Spot foreign exchange transactions are simply those which are dealt for delivery on the spot value date. Historically, the term “spot” probably evolved from the phrase “on the spot”. This basically implied that the currencies were being dealt for immediate delivery, which meant two business days for most currency pairs in practice.
Many individuals who wished to trade currencies previously turned to the currency futures market in the past that permitted dealing in smaller amounts. Nevertheless, with the relatively recent advent of online forex trading via retail forex brokers, the highly liquid spot forex market has now become available for even smaller speculators to trade currencies in.
The Spot Market
According to common forex market terminology, a currency deal done for value spot is commonly known as a spot transaction, deal or trade. The spot market is where currencies are bought or sold against other currencies according to the prevailing price for this popular value date.
The market for spot transactions is the largest of the foreign exchange markets, accounting for roughly 30% of dealing volume, and it trades around the clock from approximately 5pm EST Sunday at the Sydney open to 5pm EST on Friday at the New York close.
In a spot trade, the two counterparties to the deal will agree to a rate of exchange or exchange rate and an amount on the transaction date for the exchange of currencies to occur on the spot value date.
When the spot value date arrives, one party then sends the agreed upon amount of one currency to the other party and in turn receives the agreed upon amount of the other currency.
One amount, usually expressed in the base currency, is usually set at the time of the spot transaction, while the second amount, usually the counter currency amount, is computed from the agreed upon exchange rate.
Spot value is generally two business days from the transaction date for any currency pair except for USD/CAD which delivers in just one business day, according to forex market conventions.
Furthermore, although electronic transactions can now permit the almost instantaneous delivery of currencies after a foreign exchange transaction takes place, the forex market convention of usually waiting two business days to deliver the currencies continues to persist.
The Spot Exchange Rate
The spot exchange rate, or the rate at which currencies can be exchanged for value spot, is the most actively traded, market determined price at which a particular currency pair can be exchanged. It often fluctuates considerably over time, and usually presents the greatest risk to a foreign exchange position.
The spot exchange rate also has great significant because it forms the underlying basis for the valuation of virtually all foreign exchange derivatives, including forex forwards outrights, currency futures and currency options.
The spot exchange rate will generally be expressed in how many units of the counter currency are required to purchase one unit of the base currency.
An example of the spot exchange rate for the value of the Euro versus the U.S. Dollar would be 1.2000 for the EUR/USD currency pair, where the Euro is the base currency and the U.S. Dollar is the counter currency.
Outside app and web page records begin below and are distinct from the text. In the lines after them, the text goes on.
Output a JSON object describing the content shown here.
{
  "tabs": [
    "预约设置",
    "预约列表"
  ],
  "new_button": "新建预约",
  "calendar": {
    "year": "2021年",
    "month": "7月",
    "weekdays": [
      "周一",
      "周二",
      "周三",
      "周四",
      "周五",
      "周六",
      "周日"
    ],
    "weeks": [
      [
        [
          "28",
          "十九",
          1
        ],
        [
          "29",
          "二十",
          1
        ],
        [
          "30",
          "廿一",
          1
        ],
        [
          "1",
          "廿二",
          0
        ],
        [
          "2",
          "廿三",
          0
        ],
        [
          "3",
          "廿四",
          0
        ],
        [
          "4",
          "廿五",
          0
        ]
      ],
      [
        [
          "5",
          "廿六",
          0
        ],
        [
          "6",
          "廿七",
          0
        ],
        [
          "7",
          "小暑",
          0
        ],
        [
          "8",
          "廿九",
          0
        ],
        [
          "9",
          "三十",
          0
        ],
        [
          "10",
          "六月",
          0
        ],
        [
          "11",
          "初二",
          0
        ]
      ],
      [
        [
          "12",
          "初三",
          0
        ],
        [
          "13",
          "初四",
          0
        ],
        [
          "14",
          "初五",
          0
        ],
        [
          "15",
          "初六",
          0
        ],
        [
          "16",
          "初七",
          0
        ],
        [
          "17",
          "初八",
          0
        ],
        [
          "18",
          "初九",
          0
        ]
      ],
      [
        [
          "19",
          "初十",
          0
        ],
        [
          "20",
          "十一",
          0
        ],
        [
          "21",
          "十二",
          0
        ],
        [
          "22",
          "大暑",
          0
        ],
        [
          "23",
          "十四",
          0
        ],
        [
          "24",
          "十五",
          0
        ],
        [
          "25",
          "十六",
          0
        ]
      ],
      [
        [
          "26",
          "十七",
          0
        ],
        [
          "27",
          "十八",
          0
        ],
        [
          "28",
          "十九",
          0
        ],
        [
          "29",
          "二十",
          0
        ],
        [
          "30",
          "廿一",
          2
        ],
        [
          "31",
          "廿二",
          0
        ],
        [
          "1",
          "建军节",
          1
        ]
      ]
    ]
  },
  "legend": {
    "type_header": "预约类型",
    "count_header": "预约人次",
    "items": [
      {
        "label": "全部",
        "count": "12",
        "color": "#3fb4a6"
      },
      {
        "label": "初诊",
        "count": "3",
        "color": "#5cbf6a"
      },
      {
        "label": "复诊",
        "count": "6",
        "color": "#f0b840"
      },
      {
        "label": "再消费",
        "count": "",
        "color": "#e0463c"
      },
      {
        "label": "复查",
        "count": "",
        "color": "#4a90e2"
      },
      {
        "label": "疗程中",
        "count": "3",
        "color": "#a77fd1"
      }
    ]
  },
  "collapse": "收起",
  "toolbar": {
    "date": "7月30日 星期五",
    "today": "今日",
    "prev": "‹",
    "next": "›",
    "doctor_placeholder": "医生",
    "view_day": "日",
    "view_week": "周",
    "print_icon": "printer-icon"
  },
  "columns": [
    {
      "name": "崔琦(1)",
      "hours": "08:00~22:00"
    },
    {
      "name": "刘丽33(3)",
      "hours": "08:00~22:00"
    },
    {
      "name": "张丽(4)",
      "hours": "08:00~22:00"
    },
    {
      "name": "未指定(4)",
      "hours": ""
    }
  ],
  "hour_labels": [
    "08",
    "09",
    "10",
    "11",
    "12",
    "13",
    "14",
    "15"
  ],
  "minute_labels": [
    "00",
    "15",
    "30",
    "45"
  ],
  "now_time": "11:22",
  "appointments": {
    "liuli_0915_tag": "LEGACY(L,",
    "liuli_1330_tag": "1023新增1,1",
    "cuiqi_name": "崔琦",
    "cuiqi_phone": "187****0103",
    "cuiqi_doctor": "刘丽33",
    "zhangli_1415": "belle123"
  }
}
This implies to a forex trader that $1.20 would be required to purchase one Euro for value in two business days.